Sinless, who by now we suspect spends an unusual amount of time trolling The Fame Game, shares a very white rendition of 50 Cent's In Da Club. Bad rapping and emo glasses aside, we couldn't stop staring at the tassle swinging helplessly from one side of the headliner's hoodie. We are easily mesmerized by little details like that.
"White men can't rap..." our Fame Game-loving friend observes almost wistfully, and even if that's so, they can sure trumpet and clap hands in a cramped space quite decently. When we do our song-and-dance, we normally need a wide berth.
Because our lives won't be complete without that next filet-o-fish, and because pesky dolphins always seem to be snatching them away from us right before our consummate bite, McDonald's brings us Dolphin vs. Man.
Dallas-based Moroch Partners are to blame for this follow-up to last year's "Sharkbait" game. This campaign features two new games that we actually kind of like: "Ocean Commotion" and "Aquatic Tennis."
It never occurred to us that the zany hijinks of dolphins may get in the way of our one goal: ongoing consumption of an undersized, occasionally stiff filet, the lukewarm bun that falls apart in our hands, delightfully soggy lettuce, and - lest we forget - that tartar-ish sauce.
Heaven help. If we weren't so busy suiting up to destroy dolphins at tennis, we'd serenade.

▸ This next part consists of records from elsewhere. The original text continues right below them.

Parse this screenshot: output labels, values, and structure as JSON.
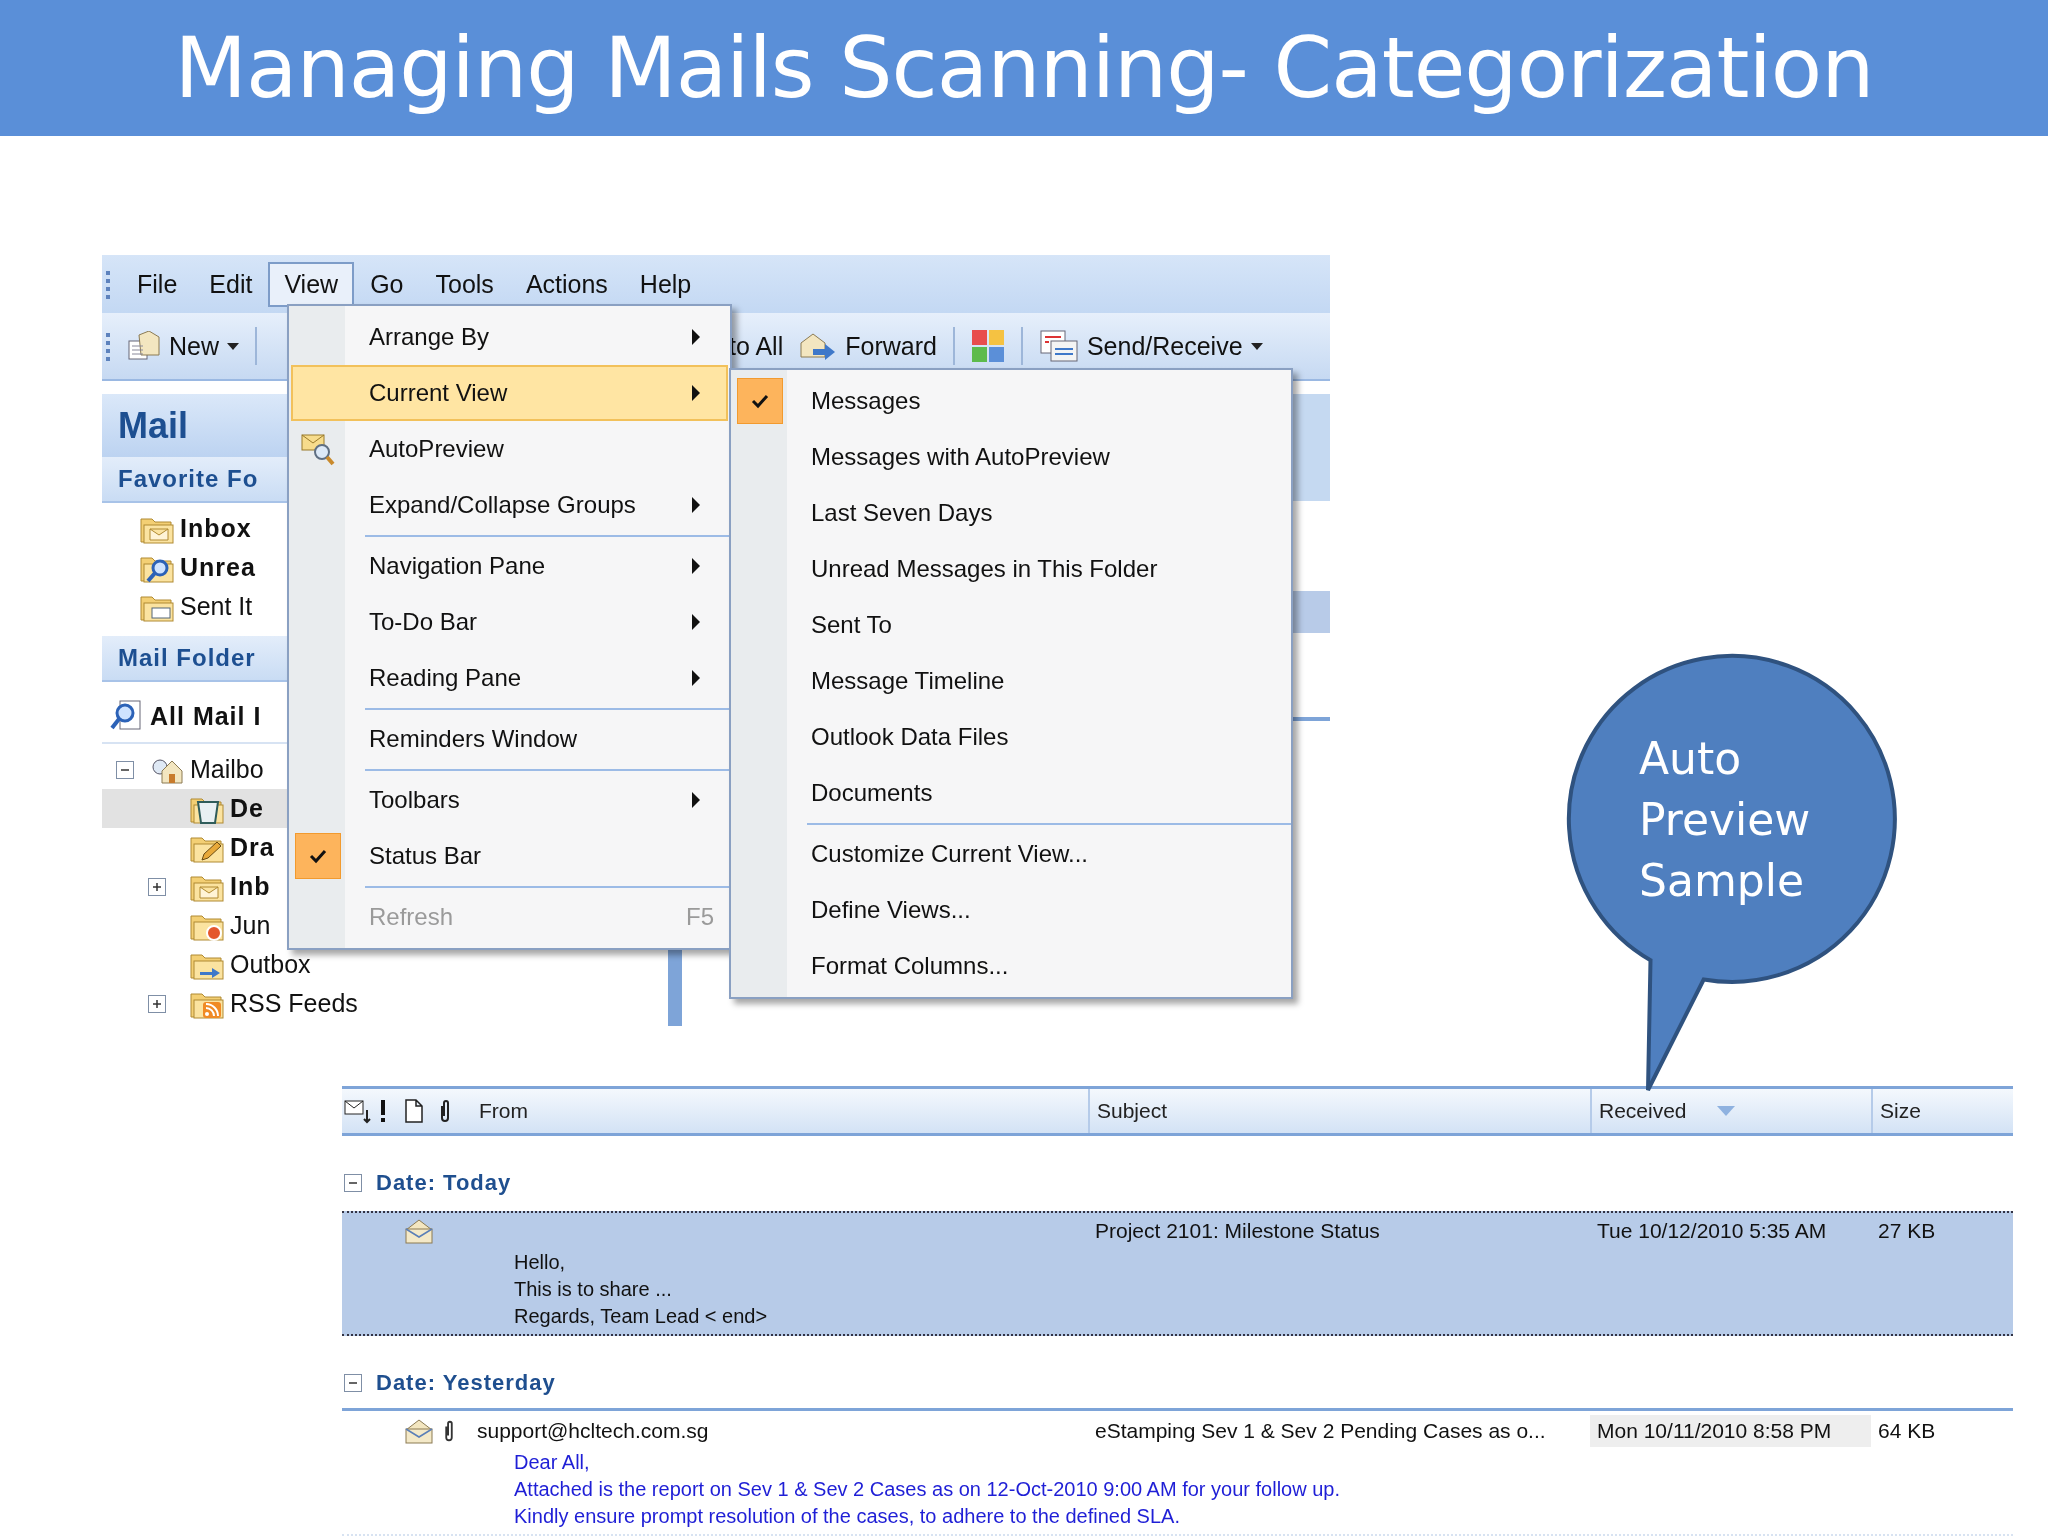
{
  "title": "Managing Mails Scanning- Categorization",
  "menu_bar": [
    {
      "label": "File",
      "selected": false
    },
    {
      "label": "Edit",
      "selected": false
    },
    {
      "label": "View",
      "selected": true
    },
    {
      "label": "Go",
      "selected": false
    },
    {
      "label": "Tools",
      "selected": false
    },
    {
      "label": "Actions",
      "selected": false
    },
    {
      "label": "Help",
      "selected": false
    }
  ],
  "toolbar": {
    "left": [
      {
        "label": "New",
        "dropdown": true
      }
    ],
    "right": [
      {
        "label": "to All",
        "dropdown": false
      },
      {
        "label": "Forward",
        "dropdown": false
      },
      {
        "dropdown": false
      },
      {
        "label": "Send/Receive",
        "dropdown": true
      }
    ]
  },
  "navigation_pane": {
    "title": "Mail",
    "favorites_header": "Favorite Fo",
    "favorites": [
      {
        "label": "Inbox",
        "bold": true
      },
      {
        "label": "Unrea",
        "bold": true
      },
      {
        "label": "Sent It",
        "bold": false
      }
    ],
    "folders_header": "Mail Folder",
    "all_items": "All Mail I",
    "tree": [
      {
        "label": "Mailbo",
        "bold": false,
        "selected": false,
        "expanded": true,
        "children": [
          {
            "label": "De",
            "bold": true,
            "selected": true
          },
          {
            "label": "Dra",
            "bold": true,
            "selected": false
          },
          {
            "label": "Inb",
            "bold": true,
            "selected": false,
            "expanded": false
          },
          {
            "label": "Jun",
            "bold": false,
            "selected": false
          },
          {
            "label": "Outbox",
            "bold": false,
            "selected": false
          },
          {
            "label": "RSS Feeds",
            "bold": false,
            "selected": false,
            "expanded": false
          }
        ]
      }
    ]
  },
  "view_menu": [
    {
      "kind": "submenu",
      "label": "Arrange By",
      "selected": false,
      "checked": false,
      "disabled": false
    },
    {
      "kind": "submenu",
      "label": "Current View",
      "selected": true,
      "checked": false,
      "disabled": false
    },
    {
      "kind": "command",
      "label": "AutoPreview",
      "selected": false,
      "checked": false,
      "disabled": false
    },
    {
      "kind": "submenu",
      "label": "Expand/Collapse Groups",
      "selected": false,
      "checked": false,
      "disabled": false
    },
    {
      "kind": "separator"
    },
    {
      "kind": "submenu",
      "label": "Navigation Pane",
      "selected": false,
      "checked": false,
      "disabled": false
    },
    {
      "kind": "submenu",
      "label": "To-Do Bar",
      "selected": false,
      "checked": false,
      "disabled": false
    },
    {
      "kind": "submenu",
      "label": "Reading Pane",
      "selected": false,
      "checked": false,
      "disabled": false
    },
    {
      "kind": "separator"
    },
    {
      "kind": "command",
      "label": "Reminders Window",
      "selected": false,
      "checked": false,
      "disabled": false
    },
    {
      "kind": "separator"
    },
    {
      "kind": "submenu",
      "label": "Toolbars",
      "selected": false,
      "checked": false,
      "disabled": false
    },
    {
      "kind": "command",
      "label": "Status Bar",
      "selected": false,
      "checked": true,
      "disabled": false
    },
    {
      "kind": "separator"
    },
    {
      "kind": "command",
      "label": "Refresh",
      "shortcut": "F5",
      "selected": false,
      "checked": false,
      "disabled": true
    }
  ],
  "current_view_menu": [
    {
      "kind": "command",
      "label": "Messages",
      "selected": false,
      "checked": true,
      "disabled": false
    },
    {
      "kind": "command",
      "label": "Messages with AutoPreview",
      "selected": false,
      "checked": false,
      "disabled": false
    },
    {
      "kind": "command",
      "label": "Last Seven Days",
      "selected": false,
      "checked": false,
      "disabled": false
    },
    {
      "kind": "command",
      "label": "Unread Messages in This Folder",
      "selected": false,
      "checked": false,
      "disabled": false
    },
    {
      "kind": "command",
      "label": "Sent To",
      "selected": false,
      "checked": false,
      "disabled": false
    },
    {
      "kind": "command",
      "label": "Message Timeline",
      "selected": false,
      "checked": false,
      "disabled": false
    },
    {
      "kind": "command",
      "label": "Outlook Data Files",
      "selected": false,
      "checked": false,
      "disabled": false
    },
    {
      "kind": "command",
      "label": "Documents",
      "selected": false,
      "checked": false,
      "disabled": false
    },
    {
      "kind": "separator"
    },
    {
      "kind": "command",
      "label": "Customize Current View...",
      "selected": false,
      "checked": false,
      "disabled": false
    },
    {
      "kind": "command",
      "label": "Define Views...",
      "selected": false,
      "checked": false,
      "disabled": false
    },
    {
      "kind": "command",
      "label": "Format Columns...",
      "selected": false,
      "checked": false,
      "disabled": false
    }
  ],
  "callout": "Auto Preview Sample",
  "message_list": {
    "columns": [
      {
        "label": "From",
        "sorted": false
      },
      {
        "label": "Subject",
        "sorted": false
      },
      {
        "label": "Received",
        "sorted": true
      },
      {
        "label": "Size",
        "sorted": false
      }
    ],
    "groups": [
      {
        "label": "Date: Today",
        "expanded": true,
        "rows": [
          {
            "selected": true,
            "attachment": false,
            "subject": "Project 2101: Milestone Status",
            "received": "Tue 10/12/2010 5:35 AM",
            "size": "27 KB",
            "preview": [
              "Hello,",
              "This is to share ...",
              "Regards, Team Lead < end>"
            ]
          }
        ]
      },
      {
        "label": "Date: Yesterday",
        "expanded": true,
        "rows": [
          {
            "selected": false,
            "attachment": true,
            "from": "support@hcltech.com.sg",
            "subject": "eStamping Sev 1 & Sev 2 Pending Cases as o...",
            "received": "Mon 10/11/2010 8:58 PM",
            "size": "64 KB",
            "preview": [
              "Dear All,",
              "Attached is the report on Sev 1 & Sev 2 Cases as on 12-Oct-2010 9:00 AM for your follow up.",
              "Kindly ensure prompt resolution of the cases, to adhere to the defined SLA."
            ]
          }
        ]
      }
    ]
  }
}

If somehow the filet-o-fish just ain't intense enough, we'll fast remind you that there's also a limited-edition double filet-o-fish available, which this promo also highlights. Try not to cream yourself at this very moment.